In this book, which we started discussing here, Flake is quick to point out in her introduction that before the reformative actions of the CJCLDS taken during the Smoot hearings, American had legitimate reasons to be concerned about Mormons in national office. But that fact notwithstanding, her analysis of the origins of the fight against Smoot's seating are quite informative.
The voices aligned against Smoot were loud and broad, but she traces the origins of the movement to the Salt Lake Ministerial Association and its allies involved in protestant evangelism in Utah. Quoting a bit:
Utah was an especially unpopular mission field. Protestant evangelists had arrived in the territory a day late and a dollar short. Like most non-Mormons, they trickled into the territory beginning in 1869, only after the completion of the transcontinental railroad and in support of those who followed eastern business and governmental interests west. An 1870 census showed that 98 percent of Utah's 86,750 residents were Mormon. Though the next twenty years saw their numerical dominance decrease to 56 percent of the territory's populations of 210,779, the L.D.S. Church was deeply entrenched economically and politically. Protestant powerlessness was aggravated by the fact that those non-Mormons hardy enough to exploit commercial opportunities in Utah did not tend to be churchgoing folk. Even after their families joined them, this small group of Protestants could not afford to support clergy, build churches and schools, and proselytize unbelievers. Consequently, Utah's ministers were highly dependent on the financial support of their sponsoring institutions in the East. AS late as 1905, only five of Utah's fifty-two Presbyterian churches were self-supporting. Thus, Utah's Protestant home missionaries both wanted and needed to keep their national organization mindful of Mormonism.
In response to the shortage of funds and to avoid self-defeating competitiveness among the several denominations, state federations formed as early as 1900 to support the evangelizing of the West. The Salt Lake Ministerial Association was one such federation whose shared evangelical purpose was cemented by antipolygamy sentiment…. Still, the poor ratio of dollars spent to converts made was a major source of concern to Protestants. In 1899, when the Ministerial Association calculated "the results of evangelization among the Mormons," it found that only 514, or 16 percent, of its total membership of 3,220 had come from Mormon sources…. Faced with pressuring social problems closer to home and the possibility of doing more good among non-Christians abroad, eastern evangelicals increasingly withdrew their resources from Utah and the West. As has been said of the Presbyterians, so also it was true that all Utah Protestants were "in a state of crisis as the nineteenth century ended."

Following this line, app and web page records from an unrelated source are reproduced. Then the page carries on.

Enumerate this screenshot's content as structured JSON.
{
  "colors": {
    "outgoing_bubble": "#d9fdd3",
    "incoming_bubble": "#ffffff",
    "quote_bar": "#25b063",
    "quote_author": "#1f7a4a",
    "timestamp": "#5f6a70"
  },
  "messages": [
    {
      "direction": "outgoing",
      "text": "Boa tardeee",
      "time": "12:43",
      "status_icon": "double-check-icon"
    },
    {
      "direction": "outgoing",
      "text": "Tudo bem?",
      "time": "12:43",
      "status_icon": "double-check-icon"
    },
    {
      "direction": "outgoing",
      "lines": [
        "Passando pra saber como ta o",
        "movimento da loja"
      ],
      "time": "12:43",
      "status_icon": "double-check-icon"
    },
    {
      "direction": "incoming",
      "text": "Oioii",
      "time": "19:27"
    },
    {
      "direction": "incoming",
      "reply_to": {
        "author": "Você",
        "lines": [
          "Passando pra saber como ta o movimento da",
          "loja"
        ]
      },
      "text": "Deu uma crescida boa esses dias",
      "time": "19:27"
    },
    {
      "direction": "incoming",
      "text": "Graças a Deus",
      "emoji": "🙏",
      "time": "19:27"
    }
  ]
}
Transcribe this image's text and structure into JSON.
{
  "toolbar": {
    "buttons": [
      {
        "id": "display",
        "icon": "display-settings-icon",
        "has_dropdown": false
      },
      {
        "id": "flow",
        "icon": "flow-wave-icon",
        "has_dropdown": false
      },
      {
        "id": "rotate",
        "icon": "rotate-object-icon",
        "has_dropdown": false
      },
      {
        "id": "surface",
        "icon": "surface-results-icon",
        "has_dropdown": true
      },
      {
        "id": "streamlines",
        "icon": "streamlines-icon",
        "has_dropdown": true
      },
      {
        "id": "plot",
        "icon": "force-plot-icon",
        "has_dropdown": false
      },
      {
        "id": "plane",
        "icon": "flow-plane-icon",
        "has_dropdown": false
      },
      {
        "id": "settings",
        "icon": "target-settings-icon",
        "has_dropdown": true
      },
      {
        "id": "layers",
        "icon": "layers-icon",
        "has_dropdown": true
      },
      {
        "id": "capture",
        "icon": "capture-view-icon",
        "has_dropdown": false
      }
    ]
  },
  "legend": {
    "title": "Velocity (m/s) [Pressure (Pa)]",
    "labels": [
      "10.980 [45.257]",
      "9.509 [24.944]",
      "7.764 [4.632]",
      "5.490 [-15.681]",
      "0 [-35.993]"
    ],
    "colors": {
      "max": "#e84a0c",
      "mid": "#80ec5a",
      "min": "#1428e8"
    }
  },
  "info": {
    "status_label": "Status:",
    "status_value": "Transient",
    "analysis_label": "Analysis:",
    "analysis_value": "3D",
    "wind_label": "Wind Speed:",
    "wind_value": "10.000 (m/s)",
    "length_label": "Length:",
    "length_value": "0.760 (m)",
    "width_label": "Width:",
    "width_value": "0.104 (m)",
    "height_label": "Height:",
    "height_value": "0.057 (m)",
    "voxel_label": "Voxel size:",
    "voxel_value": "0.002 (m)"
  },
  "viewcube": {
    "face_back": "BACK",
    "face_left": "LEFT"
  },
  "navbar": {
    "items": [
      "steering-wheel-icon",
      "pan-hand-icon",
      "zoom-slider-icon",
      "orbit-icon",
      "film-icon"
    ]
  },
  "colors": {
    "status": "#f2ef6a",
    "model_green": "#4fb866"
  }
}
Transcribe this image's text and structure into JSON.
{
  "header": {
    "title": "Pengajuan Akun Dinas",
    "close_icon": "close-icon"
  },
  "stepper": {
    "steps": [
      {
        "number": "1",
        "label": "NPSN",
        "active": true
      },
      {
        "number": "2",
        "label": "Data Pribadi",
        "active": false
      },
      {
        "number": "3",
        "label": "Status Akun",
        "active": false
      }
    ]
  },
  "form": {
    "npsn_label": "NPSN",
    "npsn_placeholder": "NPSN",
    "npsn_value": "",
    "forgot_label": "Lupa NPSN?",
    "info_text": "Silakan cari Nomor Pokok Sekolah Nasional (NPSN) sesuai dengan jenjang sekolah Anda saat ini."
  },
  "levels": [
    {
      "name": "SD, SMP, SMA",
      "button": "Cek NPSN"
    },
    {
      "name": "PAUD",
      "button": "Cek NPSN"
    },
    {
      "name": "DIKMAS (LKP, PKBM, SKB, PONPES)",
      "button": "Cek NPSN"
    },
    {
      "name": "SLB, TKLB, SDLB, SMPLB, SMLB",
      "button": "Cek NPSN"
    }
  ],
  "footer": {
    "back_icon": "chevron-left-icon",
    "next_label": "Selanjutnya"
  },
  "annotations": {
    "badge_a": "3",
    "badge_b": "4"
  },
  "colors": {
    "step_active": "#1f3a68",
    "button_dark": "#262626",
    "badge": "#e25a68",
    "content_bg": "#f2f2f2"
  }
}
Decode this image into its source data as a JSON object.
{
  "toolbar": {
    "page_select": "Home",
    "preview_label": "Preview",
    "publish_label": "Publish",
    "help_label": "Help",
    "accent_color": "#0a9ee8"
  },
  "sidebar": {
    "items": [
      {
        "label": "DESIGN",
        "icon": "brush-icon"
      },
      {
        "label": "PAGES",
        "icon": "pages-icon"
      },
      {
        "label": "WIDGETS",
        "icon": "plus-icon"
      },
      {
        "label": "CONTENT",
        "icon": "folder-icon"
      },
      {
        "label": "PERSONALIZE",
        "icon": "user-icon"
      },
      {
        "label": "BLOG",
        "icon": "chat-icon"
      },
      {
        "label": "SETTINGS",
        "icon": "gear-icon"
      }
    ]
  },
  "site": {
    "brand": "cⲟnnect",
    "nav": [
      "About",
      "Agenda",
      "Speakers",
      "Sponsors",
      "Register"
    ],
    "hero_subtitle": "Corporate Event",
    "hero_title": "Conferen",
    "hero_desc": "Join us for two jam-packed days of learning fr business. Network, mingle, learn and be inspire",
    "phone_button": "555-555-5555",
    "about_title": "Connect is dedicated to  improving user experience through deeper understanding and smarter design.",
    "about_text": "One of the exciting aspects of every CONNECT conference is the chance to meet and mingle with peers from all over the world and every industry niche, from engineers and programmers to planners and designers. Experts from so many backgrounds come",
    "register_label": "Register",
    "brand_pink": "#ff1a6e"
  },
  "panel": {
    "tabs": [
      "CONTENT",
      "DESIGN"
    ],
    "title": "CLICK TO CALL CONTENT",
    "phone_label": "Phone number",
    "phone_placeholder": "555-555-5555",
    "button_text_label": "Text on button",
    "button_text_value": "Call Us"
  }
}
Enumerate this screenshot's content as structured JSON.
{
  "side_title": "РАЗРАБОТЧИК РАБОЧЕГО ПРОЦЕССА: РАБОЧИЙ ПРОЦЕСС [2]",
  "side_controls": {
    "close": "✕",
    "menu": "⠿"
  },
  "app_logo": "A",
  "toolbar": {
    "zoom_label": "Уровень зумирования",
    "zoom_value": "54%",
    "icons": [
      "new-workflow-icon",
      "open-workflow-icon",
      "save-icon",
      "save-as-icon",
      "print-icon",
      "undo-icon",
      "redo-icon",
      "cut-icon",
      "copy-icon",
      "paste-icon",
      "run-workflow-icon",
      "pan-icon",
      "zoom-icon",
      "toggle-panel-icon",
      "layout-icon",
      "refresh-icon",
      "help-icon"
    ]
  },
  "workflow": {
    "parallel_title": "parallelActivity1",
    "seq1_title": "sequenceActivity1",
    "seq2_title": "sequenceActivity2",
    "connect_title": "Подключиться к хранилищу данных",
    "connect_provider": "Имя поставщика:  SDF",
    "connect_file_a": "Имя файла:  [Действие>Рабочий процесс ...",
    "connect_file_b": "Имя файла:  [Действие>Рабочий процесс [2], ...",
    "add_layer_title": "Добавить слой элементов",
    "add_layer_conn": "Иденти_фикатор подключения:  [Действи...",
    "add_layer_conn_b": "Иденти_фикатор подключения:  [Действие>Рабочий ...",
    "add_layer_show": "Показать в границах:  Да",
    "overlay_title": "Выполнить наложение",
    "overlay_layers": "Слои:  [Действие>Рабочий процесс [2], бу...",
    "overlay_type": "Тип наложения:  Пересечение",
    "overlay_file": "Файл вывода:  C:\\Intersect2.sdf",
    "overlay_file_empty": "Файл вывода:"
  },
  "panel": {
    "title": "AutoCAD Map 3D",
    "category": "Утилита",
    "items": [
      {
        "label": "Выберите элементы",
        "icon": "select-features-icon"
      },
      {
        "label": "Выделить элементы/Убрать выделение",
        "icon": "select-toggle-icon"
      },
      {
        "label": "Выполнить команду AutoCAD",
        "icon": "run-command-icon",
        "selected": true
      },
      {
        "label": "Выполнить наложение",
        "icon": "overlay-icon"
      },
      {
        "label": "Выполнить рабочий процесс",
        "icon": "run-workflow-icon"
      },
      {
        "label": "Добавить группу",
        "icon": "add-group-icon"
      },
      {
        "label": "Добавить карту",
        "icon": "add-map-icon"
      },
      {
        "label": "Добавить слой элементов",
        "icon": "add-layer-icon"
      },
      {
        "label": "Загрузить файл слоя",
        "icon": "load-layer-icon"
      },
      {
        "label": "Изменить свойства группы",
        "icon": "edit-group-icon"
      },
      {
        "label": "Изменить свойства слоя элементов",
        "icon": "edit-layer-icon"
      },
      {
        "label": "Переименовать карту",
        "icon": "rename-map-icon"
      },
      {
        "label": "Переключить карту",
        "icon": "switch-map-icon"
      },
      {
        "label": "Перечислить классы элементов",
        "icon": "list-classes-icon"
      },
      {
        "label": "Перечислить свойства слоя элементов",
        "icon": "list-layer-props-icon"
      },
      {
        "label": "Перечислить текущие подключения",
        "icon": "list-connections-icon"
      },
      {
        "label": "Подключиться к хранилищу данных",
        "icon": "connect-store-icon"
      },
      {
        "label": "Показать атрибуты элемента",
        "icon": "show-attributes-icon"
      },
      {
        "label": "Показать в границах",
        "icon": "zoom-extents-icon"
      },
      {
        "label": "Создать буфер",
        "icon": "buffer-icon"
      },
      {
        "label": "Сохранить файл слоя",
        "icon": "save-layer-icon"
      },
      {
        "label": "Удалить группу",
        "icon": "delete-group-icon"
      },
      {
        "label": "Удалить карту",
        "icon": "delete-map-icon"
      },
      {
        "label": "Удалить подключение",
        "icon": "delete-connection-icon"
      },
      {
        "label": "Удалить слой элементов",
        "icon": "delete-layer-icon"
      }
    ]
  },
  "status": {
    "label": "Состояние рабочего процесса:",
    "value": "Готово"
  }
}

The Smoot investigation gave Utah Protestants new hope…. By accentuating their differences from the Mormons and obtaining the cooperation of Protestant institutions, social reformers and women's groups, members of the Salt Lake Ministerial Association had every reason to expect that they could convince the Senate to reject Smoot….
In these words, Flake makes a case for something that rings true, but is nonetheless extraordinary and disheartening to my Protestant heart. She makes the case that the Salt Lake Ministerial Association and its allies were motivated, at least in part, to drag the nation through a multi-year protracted public religious "trial" to keep the money flowing.
I am tempted to discuss what such things say about the depth of the persons involved actual faith and belief, and their commitment to the cause to which they ascribe so much urgency, but I will resist as such would border on an ad hominem.
What is fascinating though is that those who would appear committed to a separation of political and religious powers, because of how same had allowed their faith to flourish, would be so willing to use political means to win a clearly religious battle. Rather than figuring out how to more effectively evangelize the Mormons thus keeping the funds rolling through success, they chose to shift the battleground to the political arena. In so doing they sought to create a sense of urgency about their mission by demonizing their opposition, having the dual effect of motivating further funding and delegitimizing the Mormon faith and creating a somewhat more fertile mission field.
I will grant that polygamy was and is a reasonable social/governmental issue, but the Smoot hearings put the entire faith on trial, not simply polygamous practice. Ending polygamy was the compromise solution that came out of the hearings. There were and are ways to address polygamy without attacking a religion.
One is forced to wonder if similar motivations are not at play in current Evangelical and Protestant opposition to Romney's candidacy? I am sure they are in some circles, but can those circles succeed as they did when the 19th turned into the 20th century? There is no polygamy on which they can hang a claim of anti-social. Can they in fact create a political battle where only an ecclesiastical one should exist? One must conclude they already have to some extent. The Question is simply too prevalent.
However, one would hope the nation and the church are more enlightened these 100 years later. One would hope the nation, in this new media age would recognize the issue for what it really is. One would hope the church would have a better ability to execute its mission without resorting to such tactics.
[tags]Mormons, Protestants, funds, missions, motivations, battlegrounds[/tags]